Multi-Level Models: Theory, Methods, and Analyses
Multi-level models are in vogue these days. Yet much confusion remains regarding their theoretical foundations; sampling, measurement, and experimental designs; and associated analytical techniques. This seminar will focus on how the above facets are all interrelated, highlight critical decision points for researchers, and illustrate advanced inferential and analytic techniques.
- Discern the key theoretical tents of multi-level theorizing
- Describe the role of sampling design and strategies in multi-level investigations
- Recite the different psychometric evidence supporting different types of multi-level constructs
- Arrange and analyze multi-level data sets
- Explain the interrelationship of measurement and substantive relationships in multi-level models
Note. This is designed as a moderate – advanced level seminar. It is assumed that participants have a basic knowledge of aggregation issues and multi-level analyses. Empirical illustrations will be provided in HLM and MPlus.

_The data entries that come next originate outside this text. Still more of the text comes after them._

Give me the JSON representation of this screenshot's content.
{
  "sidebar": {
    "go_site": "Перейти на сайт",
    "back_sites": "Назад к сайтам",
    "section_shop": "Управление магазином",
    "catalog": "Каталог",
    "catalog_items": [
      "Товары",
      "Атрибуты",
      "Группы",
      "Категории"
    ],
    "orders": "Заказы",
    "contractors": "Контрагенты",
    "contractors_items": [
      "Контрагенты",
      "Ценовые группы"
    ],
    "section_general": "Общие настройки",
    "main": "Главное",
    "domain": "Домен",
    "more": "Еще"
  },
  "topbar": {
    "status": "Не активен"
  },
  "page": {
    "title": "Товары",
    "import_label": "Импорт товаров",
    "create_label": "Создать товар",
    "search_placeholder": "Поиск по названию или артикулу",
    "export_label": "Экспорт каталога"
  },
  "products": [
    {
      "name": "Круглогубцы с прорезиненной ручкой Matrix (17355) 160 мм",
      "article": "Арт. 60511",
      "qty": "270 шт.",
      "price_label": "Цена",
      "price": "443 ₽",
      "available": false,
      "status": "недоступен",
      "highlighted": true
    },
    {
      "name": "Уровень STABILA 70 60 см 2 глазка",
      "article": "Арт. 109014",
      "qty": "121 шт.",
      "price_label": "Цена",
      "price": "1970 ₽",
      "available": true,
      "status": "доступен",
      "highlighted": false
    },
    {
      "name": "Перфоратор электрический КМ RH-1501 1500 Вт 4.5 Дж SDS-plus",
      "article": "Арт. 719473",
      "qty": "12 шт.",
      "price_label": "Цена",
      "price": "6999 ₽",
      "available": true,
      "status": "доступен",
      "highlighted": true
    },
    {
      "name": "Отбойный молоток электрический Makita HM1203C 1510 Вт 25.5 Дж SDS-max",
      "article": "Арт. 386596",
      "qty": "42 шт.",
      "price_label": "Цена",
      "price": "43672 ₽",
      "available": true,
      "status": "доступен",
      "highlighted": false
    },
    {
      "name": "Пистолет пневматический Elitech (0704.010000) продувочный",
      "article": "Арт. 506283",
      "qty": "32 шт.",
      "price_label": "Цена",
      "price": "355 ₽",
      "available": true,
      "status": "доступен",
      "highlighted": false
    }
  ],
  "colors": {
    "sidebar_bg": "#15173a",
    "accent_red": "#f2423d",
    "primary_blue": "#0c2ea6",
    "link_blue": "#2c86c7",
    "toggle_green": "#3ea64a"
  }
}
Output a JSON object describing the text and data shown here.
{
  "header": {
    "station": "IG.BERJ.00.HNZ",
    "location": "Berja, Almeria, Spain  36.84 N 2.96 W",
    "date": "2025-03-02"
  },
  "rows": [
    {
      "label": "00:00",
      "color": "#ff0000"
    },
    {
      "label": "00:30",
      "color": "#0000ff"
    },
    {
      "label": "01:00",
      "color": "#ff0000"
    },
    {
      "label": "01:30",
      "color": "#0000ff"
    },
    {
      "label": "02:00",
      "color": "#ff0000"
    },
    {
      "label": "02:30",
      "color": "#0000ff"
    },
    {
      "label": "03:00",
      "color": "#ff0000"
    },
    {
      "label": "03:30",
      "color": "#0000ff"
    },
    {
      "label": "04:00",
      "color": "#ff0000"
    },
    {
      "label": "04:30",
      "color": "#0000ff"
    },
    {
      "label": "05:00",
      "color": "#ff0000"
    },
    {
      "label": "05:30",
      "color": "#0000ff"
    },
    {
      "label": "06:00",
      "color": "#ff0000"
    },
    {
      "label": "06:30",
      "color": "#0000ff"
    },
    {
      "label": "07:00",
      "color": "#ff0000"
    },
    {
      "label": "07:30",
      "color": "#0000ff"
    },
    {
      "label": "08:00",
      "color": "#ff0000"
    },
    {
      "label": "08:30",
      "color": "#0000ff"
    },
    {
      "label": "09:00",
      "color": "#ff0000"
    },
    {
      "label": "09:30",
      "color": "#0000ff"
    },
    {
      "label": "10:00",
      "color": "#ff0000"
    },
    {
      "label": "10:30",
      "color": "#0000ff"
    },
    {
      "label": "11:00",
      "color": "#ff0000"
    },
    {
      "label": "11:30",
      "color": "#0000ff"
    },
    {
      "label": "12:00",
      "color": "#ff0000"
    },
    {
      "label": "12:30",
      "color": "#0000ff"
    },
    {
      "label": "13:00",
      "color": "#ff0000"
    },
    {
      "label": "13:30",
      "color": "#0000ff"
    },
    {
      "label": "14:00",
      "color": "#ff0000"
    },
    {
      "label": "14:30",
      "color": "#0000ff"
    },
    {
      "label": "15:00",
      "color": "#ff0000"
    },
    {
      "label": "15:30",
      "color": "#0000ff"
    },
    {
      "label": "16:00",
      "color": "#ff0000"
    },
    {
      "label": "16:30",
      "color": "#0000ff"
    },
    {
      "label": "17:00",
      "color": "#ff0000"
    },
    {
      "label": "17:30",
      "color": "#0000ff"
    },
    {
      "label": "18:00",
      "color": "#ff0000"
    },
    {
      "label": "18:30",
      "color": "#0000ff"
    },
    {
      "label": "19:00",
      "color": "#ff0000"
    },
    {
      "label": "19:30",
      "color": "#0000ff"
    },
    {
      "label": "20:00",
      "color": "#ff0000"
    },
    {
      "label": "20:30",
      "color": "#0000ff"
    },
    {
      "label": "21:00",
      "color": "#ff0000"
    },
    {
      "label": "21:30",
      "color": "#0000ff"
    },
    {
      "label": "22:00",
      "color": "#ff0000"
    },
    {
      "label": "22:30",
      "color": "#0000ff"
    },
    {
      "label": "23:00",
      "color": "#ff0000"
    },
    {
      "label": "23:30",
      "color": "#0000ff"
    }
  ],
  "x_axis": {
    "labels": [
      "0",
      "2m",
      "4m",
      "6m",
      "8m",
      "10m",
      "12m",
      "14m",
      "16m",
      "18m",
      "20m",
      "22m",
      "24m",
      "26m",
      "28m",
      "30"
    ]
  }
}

John Mathieu is a Professor of Management at the University of Connecticut, and holds the Cizik Chair in Management at UConn. His primary areas of interest include models of team and multi-team effectiveness, leadership, training effectiveness, and cross-level models of organizational behavior. He has conducted work with several Fortune 500 companies, the armed services (i.e., Army, Navy, and Air Force), federal and state agencies (e.g., NRC, NASA, FAA, DOT), and numerous public and private organizations. Dr. Mathieu has over 100 publications, 200 presentations at national and international conferences, and has been a PI or Co-PI on over $8.5M in grants and contracts. He is a Fellow of the Society for Industrial/Organizational Psychology, American Psychological Association, and the Academy of Management. He serves on numerous editorial boards and has guest edited special volumes of top-level journals. He holds a Ph.D. in Industrial/Organizational Psychology from Old Dominion University.
Gilad Chen is the Ralph J. Tyser Professor of Organizational Behavior and Department Chair in the Management & Organization Department, at the University of Maryland’s Robert H. Smith School of Business. He received his bachelor degree in Psychology from the Pennsylvania State University, and his doctoral degree in Industrial/Organizational Psychology from George Mason University. His research focuses on work motivation, adaptation, teams and leadership, with particular interest in understanding the complex interface between individuals and the socio-technical organizational context. He has won several research awards, including the 2007 Distinguished Early Career Contributions Award from the Society for Industrial and Organizational Psychology, and the 2008 Cummings Scholar Award from the Organizational Behavior Division of the Academy of Management. He is Fellow of the American Psychological Association, Association for Psychological Science, and Society of Industrial-Organizational Psychology. He is currently serving as Associate Editor of the Journal of Applied Psychology.
Chair: Russell E. Johnson, Broad College of Business, Michigan state University